Task to complete
Go through the entries below and count the lines holding the word "来自泰国的超可爱开学季小物". Reply with only the number, please.

Data

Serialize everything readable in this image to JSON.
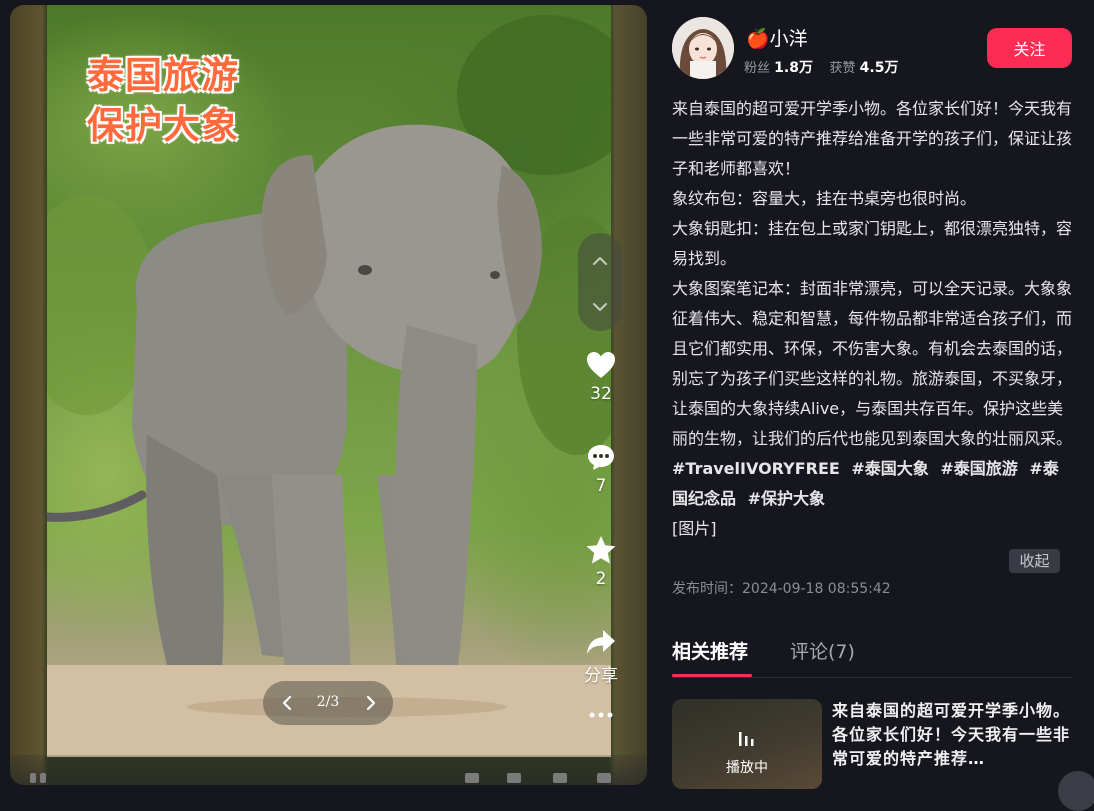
{
  "media": {
    "photo_title_line1": "泰国旅游",
    "photo_title_line2": "保护大象",
    "pager": "2/3",
    "actions": {
      "like_count": "32",
      "comment_count": "7",
      "favorite_count": "2",
      "share_label": "分享"
    }
  },
  "author": {
    "name": "🍎小洋",
    "fans_label": "粉丝",
    "fans_value": "1.8万",
    "likes_label": "获赞",
    "likes_value": "4.5万",
    "follow_label": "关注"
  },
  "post": {
    "paragraphs": [
      "来自泰国的超可爱开学季小物。各位家长们好！今天我有一些非常可爱的特产推荐给准备开学的孩子们，保证让孩子和老师都喜欢！",
      "象纹布包：容量大，挂在书桌旁也很时尚。",
      "大象钥匙扣：挂在包上或家门钥匙上，都很漂亮独特，容易找到。",
      "大象图案笔记本：封面非常漂亮，可以全天记录。大象象征着伟大、稳定和智慧，每件物品都非常适合孩子们，而且它们都实用、环保，不伤害大象。有机会去泰国的话，别忘了为孩子们买些这样的礼物。旅游泰国，不买象牙，让泰国的大象持续Alive，与泰国共存百年。保护这些美丽的生物，让我们的后代也能见到泰国大象的壮丽风采。"
    ],
    "hashtags": [
      "#TravelIVORYFREE",
      "#泰国大象",
      "#泰国旅游",
      "#泰国纪念品",
      "#保护大象"
    ],
    "picture_label": "[图片]",
    "collapse_label": "收起",
    "publish_time": "发布时间：2024-09-18 08:55:42"
  },
  "tabs": [
    {
      "label": "相关推荐",
      "active": true
    },
    {
      "label": "评论(7)",
      "active": false
    }
  ],
  "recommendation": {
    "playing_label": "播放中",
    "title": "来自泰国的超可爱开学季小物。各位家长们好！今天我有一些非常可爱的特产推荐…"
  },
  "colors": {
    "accent": "#fe2c55",
    "background": "#16161e",
    "title_orange": "#ff6a3d"
  }
}
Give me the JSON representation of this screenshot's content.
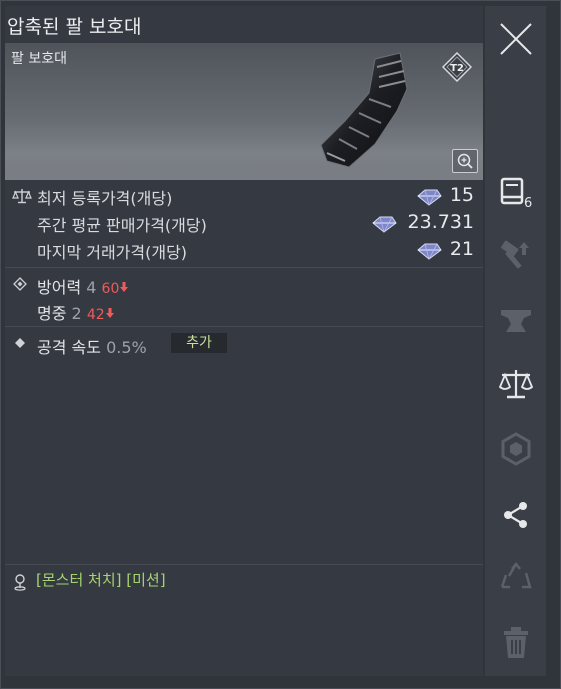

Solution
2